Anonymous said...

the top one looks like a silver shadow over and under. when I had my gun shop I sold two of them the same day to the same person.

Anonymous said...

The man may have never had a good pistol. a pistol with the right length barrel can be almost as good as a rifle in the right hands.

ExpatNJ said...

This article demonstrates two very important principles:

1. Government cannot control guns (at least not with absolute certitude);
2. Government seeks to control people (and with success, evidently, as demonstrated by the fear/apprehension of the interviewees).

"New Jersey State Police Colonel Clinton Pagano, a determined advocate for prohibitive gun laws, has said many times, 'gun control is people control'."

Pagano's exact quote, in front of a NJ Legislature committee was:
"We don't control guns; we control people".

And, THAT is their goal!

Anonymous said...

Very clearly Proving government is out of control. Governments duty is to govern . To govern is to manage the countries business with in the limits of the constitutional mandates. all people that are legal citizens are sovereign citizens. A sovereign is a king, thus the phrase of king in your own castle is appropriate. sovereign citizens are not ruled or controlled by any one. Laws are intended to prevent any one from ruling over any other person. this is why laws must be fair and equal for every one. I can not tell you, you have to do any thing I do not have to do. You can not tell me I have to do something you do not have to do. Fact If the speed limit is 55mph cops can not go faster than 55mph. We permit cops to go faster to catch speeders. but it is factually not legal for cops to speed. with the invention of radio cars cops are required to radio a head to other radio cars to prepare to stop you. Laws have been written to allow what is called hot pursuit or continued pursuit. Until bank robbery was made a federal crime cops had to stop at the end of their jurisdiction. think back to Jesse James and his gang. If they robbed a bank and managed to cross the county line the sheriff and his posse had to stop pursuing them. If they crossed the state line the state police had to stop pursuing them. incrementally laws have been changed to increase the authority of government to control people. sure in some cases these laws have some benefit for catching criminals but these laws are to easy to abuse. one law leads to another law and incrementally the government unconstitutionally increases its control. Jesse James's gang was eventually stopped when the sovereign citizens shot back. Jesses James was shot in the back by a friend for the reward. rewards worked but the reward money did not get into the hands of the cops so the law had to be changed. we still have bank robberies did theses controlling laws change anything? banks came up with die packs. they should have invented explosive packs. makes it harder to pick up the money without fingers. or tell one bill from another if you cant see. If you show up at an emergency room covered in red die, missing fingers and cant see they might think you are one of the bank robbers. I have witnessed extreme abuse.

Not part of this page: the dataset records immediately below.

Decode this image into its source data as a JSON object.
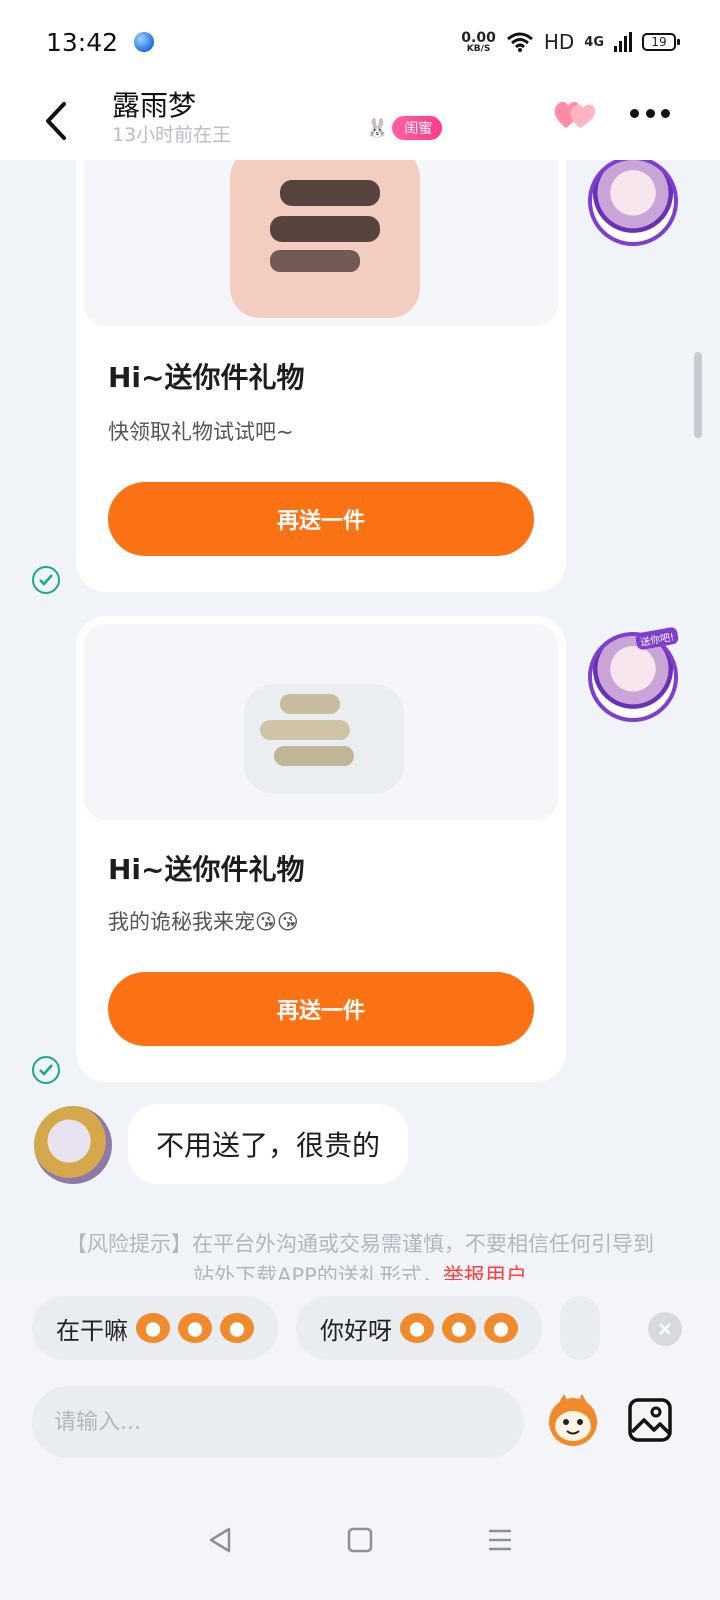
{
  "status_bar": {
    "time": "13:42",
    "net_speed_value": "0.00",
    "net_speed_unit": "KB/S",
    "hd": "HD",
    "network": "4G",
    "battery": "19"
  },
  "header": {
    "contact_name": "露雨梦",
    "presence": "13小时前在王",
    "relation_badge": "闺蜜"
  },
  "gifts": [
    {
      "title": "Hi~送你件礼物",
      "message": "快领取礼物试试吧~",
      "button_label": "再送一件"
    },
    {
      "title": "Hi~送你件礼物",
      "message": "我的诡秘我来宠😘😘",
      "button_label": "再送一件"
    }
  ],
  "avatar_tag": "送你吧!",
  "incoming_message": "不用送了，很贵的",
  "risk_notice": {
    "text": "【风险提示】在平台外沟通或交易需谨慎，不要相信任何引导到站外下载APP的送礼形式，",
    "report_link": "举报用户"
  },
  "quick_replies": [
    {
      "label": "在干嘛",
      "emoji_count": 3
    },
    {
      "label": "你好呀",
      "emoji_count": 3
    }
  ],
  "input": {
    "placeholder": "请输入..."
  },
  "colors": {
    "accent_orange": "#fb7214",
    "badge_pink": "#ff4a8f",
    "check_green": "#1aa98a",
    "report_red": "#ff3f3f"
  },
  "icons": [
    "back-arrow-icon",
    "hearts-icon",
    "more-icon",
    "check-circle-icon",
    "emoji-icon",
    "image-icon",
    "clear-icon",
    "nav-back-icon",
    "nav-home-icon",
    "nav-menu-icon"
  ]
}
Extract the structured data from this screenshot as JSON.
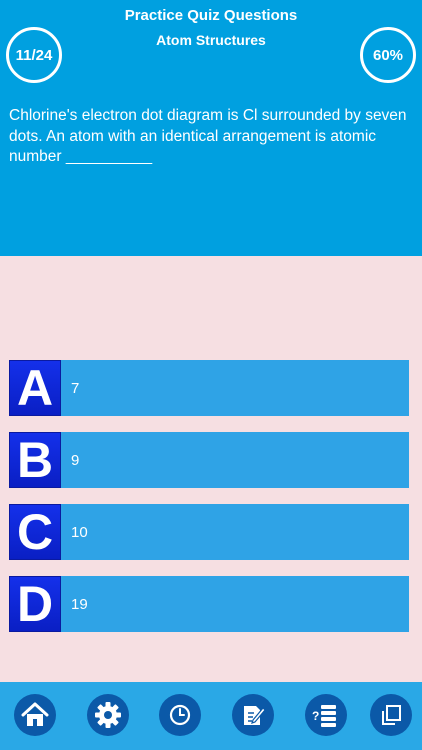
{
  "header": {
    "title": "Practice Quiz Questions",
    "subtitle": "Atom Structures",
    "progress": "11/24",
    "score": "60%"
  },
  "question": {
    "text": "Chlorine's electron dot diagram is Cl surrounded by seven dots. An atom with an identical arrangement is atomic number __________"
  },
  "answers": [
    {
      "letter": "A",
      "text": "7"
    },
    {
      "letter": "B",
      "text": "9"
    },
    {
      "letter": "C",
      "text": "10"
    },
    {
      "letter": "D",
      "text": "19"
    }
  ],
  "toolbar": {
    "icons": [
      "home-icon",
      "gear-icon",
      "clock-icon",
      "edit-note-icon",
      "question-list-icon",
      "copy-icon"
    ]
  },
  "colors": {
    "header_bg": "#00a0e0",
    "body_bg": "#f6dfe2",
    "answer_bg": "#2fa3e6",
    "letter_bg": "#1430ea",
    "toolbar_bg": "#2aa8e6",
    "toolbar_button": "#0b59a8"
  }
}
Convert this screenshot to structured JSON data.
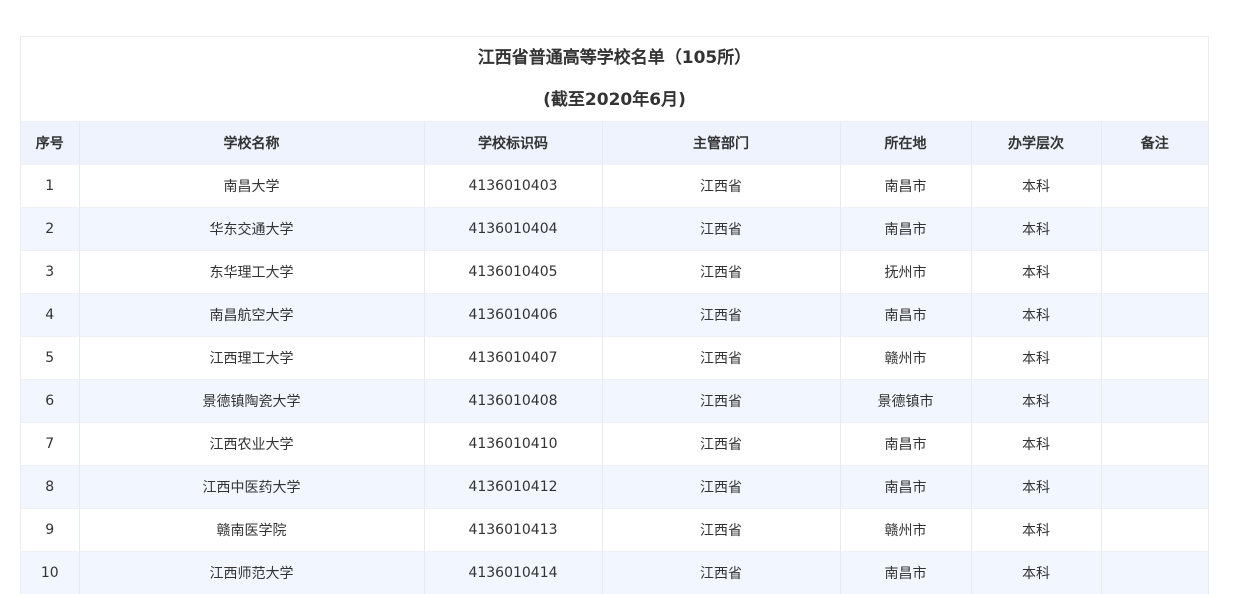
{
  "document": {
    "title": "江西省普通高等学校名单（105所）",
    "subtitle": "(截至2020年6月)"
  },
  "table": {
    "headers": [
      "序号",
      "学校名称",
      "学校标识码",
      "主管部门",
      "所在地",
      "办学层次",
      "备注"
    ],
    "rows": [
      [
        "1",
        "南昌大学",
        "4136010403",
        "江西省",
        "南昌市",
        "本科",
        ""
      ],
      [
        "2",
        "华东交通大学",
        "4136010404",
        "江西省",
        "南昌市",
        "本科",
        ""
      ],
      [
        "3",
        "东华理工大学",
        "4136010405",
        "江西省",
        "抚州市",
        "本科",
        ""
      ],
      [
        "4",
        "南昌航空大学",
        "4136010406",
        "江西省",
        "南昌市",
        "本科",
        ""
      ],
      [
        "5",
        "江西理工大学",
        "4136010407",
        "江西省",
        "赣州市",
        "本科",
        ""
      ],
      [
        "6",
        "景德镇陶瓷大学",
        "4136010408",
        "江西省",
        "景德镇市",
        "本科",
        ""
      ],
      [
        "7",
        "江西农业大学",
        "4136010410",
        "江西省",
        "南昌市",
        "本科",
        ""
      ],
      [
        "8",
        "江西中医药大学",
        "4136010412",
        "江西省",
        "南昌市",
        "本科",
        ""
      ],
      [
        "9",
        "赣南医学院",
        "4136010413",
        "江西省",
        "赣州市",
        "本科",
        ""
      ],
      [
        "10",
        "江西师范大学",
        "4136010414",
        "江西省",
        "南昌市",
        "本科",
        ""
      ]
    ]
  }
}
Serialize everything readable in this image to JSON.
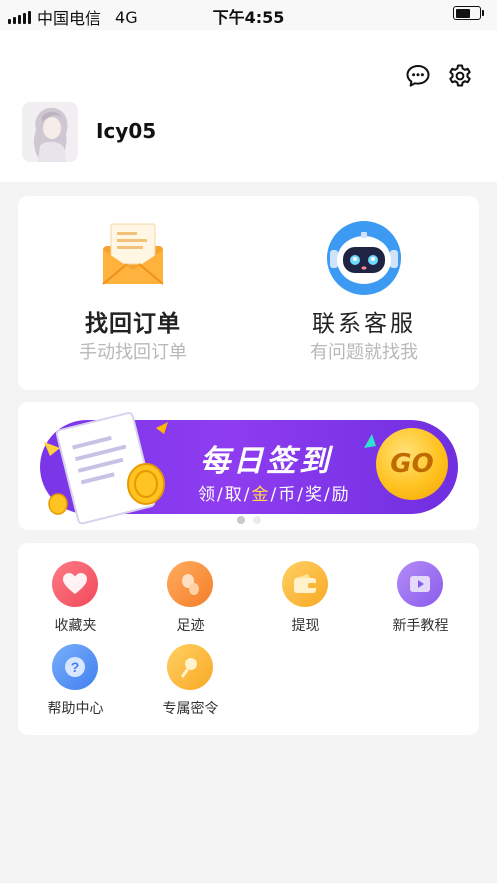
{
  "status_bar": {
    "carrier": "中国电信",
    "network": "4G",
    "time": "下午4:55",
    "battery_level": 0.6
  },
  "profile": {
    "username": "Icy05",
    "message_icon": "chat-bubble-icon",
    "settings_icon": "gear-icon"
  },
  "actions": [
    {
      "title": "找回订单",
      "subtitle": "手动找回订单",
      "icon": "envelope-icon"
    },
    {
      "title": "联系客服",
      "subtitle": "有问题就找我",
      "icon": "robot-icon"
    }
  ],
  "banner": {
    "title": "每日签到",
    "subtitle_parts": [
      "领",
      "/",
      "取",
      "/",
      "金",
      "/",
      "币",
      "/",
      "奖",
      "/",
      "励"
    ],
    "go_label": "GO",
    "page_count": 2,
    "active_page": 1
  },
  "menu": [
    {
      "label": "收藏夹",
      "icon": "heart-icon",
      "color": "#ff5f6d"
    },
    {
      "label": "足迹",
      "icon": "footprint-icon",
      "color": "#ff8a3d"
    },
    {
      "label": "提现",
      "icon": "wallet-icon",
      "color": "#ffb62e"
    },
    {
      "label": "新手教程",
      "icon": "video-play-icon",
      "color": "#9a6cf2"
    },
    {
      "label": "帮助中心",
      "icon": "question-icon",
      "color": "#4f8ef7"
    },
    {
      "label": "专属密令",
      "icon": "key-icon",
      "color": "#ffb62e"
    }
  ],
  "colors": {
    "banner_purple": "#7a36e8",
    "gold": "#ffc21f",
    "subtitle_gray": "#b8b8b8",
    "background": "#f4f4f5"
  }
}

Anonymous said...

extreme abuse. One cop calls for back up, he is chasing a driver not speeding just driving "Hinky" cops words. Cop passes other cars in a dip at well over 90 miles an hour meets his back up also traveling in excess of 90 miles an hour, head on. Backup is cut in half by his seat belt and dead at the scene. the two cars came together so hard they bounced 20 feet apart after impact. I helped piece the first cop back together and he lived. lets look at the abuse. speeding, passing in a no passing zone, passing in a dip and what if the back up car was a car full of kids instead of another cop? Is driving hinky a felony. or were the cops committing numerous felonies? It was the right time of day it could have been a school bus.